Light a few candles, put on some Patti Smith, pull out your pocket mirror and get a good angle: it’s time to get close and personal with your furry friend we all know as the vagina. Here’s a short list of facts that you should have been learning in your middle school health class while they were putting a condom on a banana for the fifth time.
Love thy labia
No two vaginas, much like chicken nuggets, are the same. Put simply, vaginas are extremely varied in size and shape of the clitoris, labia, amount of pubic hair and more. So don’t worry if it doesn’t look like a Georgia O’Keeffe painting — mine doesn’t either.
To pee or not to pee
Something that still shocks me to this day is the “common knowledge” that to prevent or help prevent the risk of getting a urinary tract infection, consider peeing after sex. A urinary tract infection is caused by bacteria that travels up the urethra and enters the bladder, and peeing flushes out the bacteria that may have accumulated post-sex. Just make sure you wipe front to back, you fucking animals.
Don’t be a douche

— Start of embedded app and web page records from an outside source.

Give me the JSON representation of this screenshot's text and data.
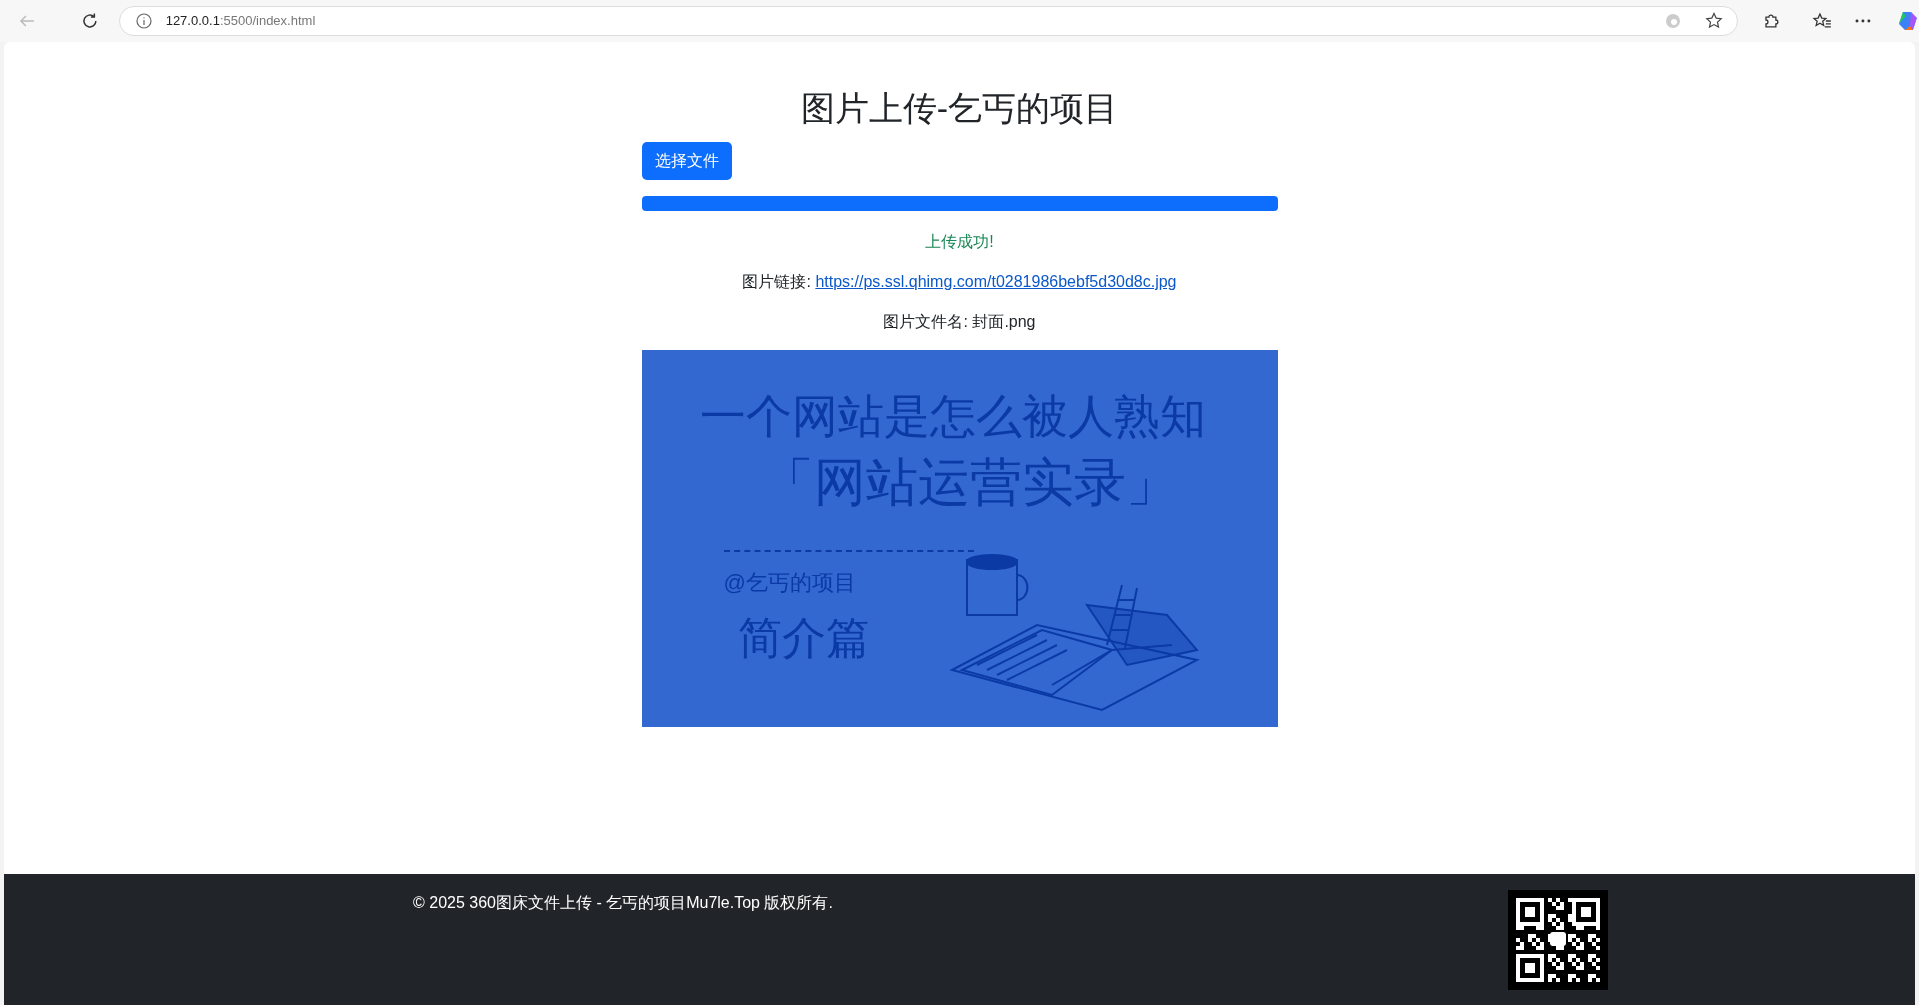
{
  "browser": {
    "url_host": "127.0.0.1",
    "url_rest": ":5500/index.html"
  },
  "page": {
    "title": "图片上传-乞丐的项目",
    "choose_button": "选择文件",
    "progress": {
      "level": 1.0
    },
    "status": "上传成功!",
    "link_label": "图片链接:",
    "link_url": "https://ps.ssl.qhimg.com/t0281986bebf5d30d8c.jpg",
    "filename_label": "图片文件名: 封面.png",
    "image": {
      "headline": "一个网站是怎么被人熟知",
      "subtitle": "「网站运营实录」",
      "author": "@乞丐的项目",
      "section": "简介篇"
    }
  },
  "footer": {
    "copyright": "© 2025 360图床文件上传 - 乞丐的项目Mu7le.Top 版权所有."
  }
}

I don’t know if I’ve emphasized this enough: your vagina is magical. It is a self-cleaning machine that features natural processes that work to maintain a pH balance. By introducing foreign materials like douches and body washes, you’re going to piss it off (no pun intended). So stick to warm — and if needed, minimally soapy — water.
To quote Jenny Slate, “There is no woman that ends her day with a clean pair of underpants that look like they’ve ever even come from the store. They look like a little bag that has fallen face down in a tub of cream cheese.” According to Vanessa Cullins of Planned Parenthood, “The purpose of discharge is to keep the vagina clean,” and likewise, gynaecologists say that a healthy vagina will release about a teaspoon of discharge in the span of 24 hours. Discharge can range widely in consistency and colour, change throughout your monthly cycle and should only cause major concern if there is a dramatic change in its appearance and/or smell. Your discharge can be a great barometer for your vaginal health, and knowing that the presence of it is normal is the first step to identifying what's abnormal or unhealthy.
Your cycle is fluid, period.
Your menstrual cycle can be influenced by a multitude of factors despite any previous patterns of uniformity. Diet, exercise, medication, stress, age, sleep, travel, alcohol and drug consumption can all have effects on the length and time of your period or ovulation.
Whether you have a vagina or not, I hope this list gave you confidence, knowledge and much-needed lip service (pun intended) to the eighth wonder of the world: the vagina.
Kate Colenbrander is the current video editor at The Ubyssey and the woman of your dreams. If you believe you are her fiance please e-mail firstname.lastname@example.org. If you have concerns about your vagina please call a doctor.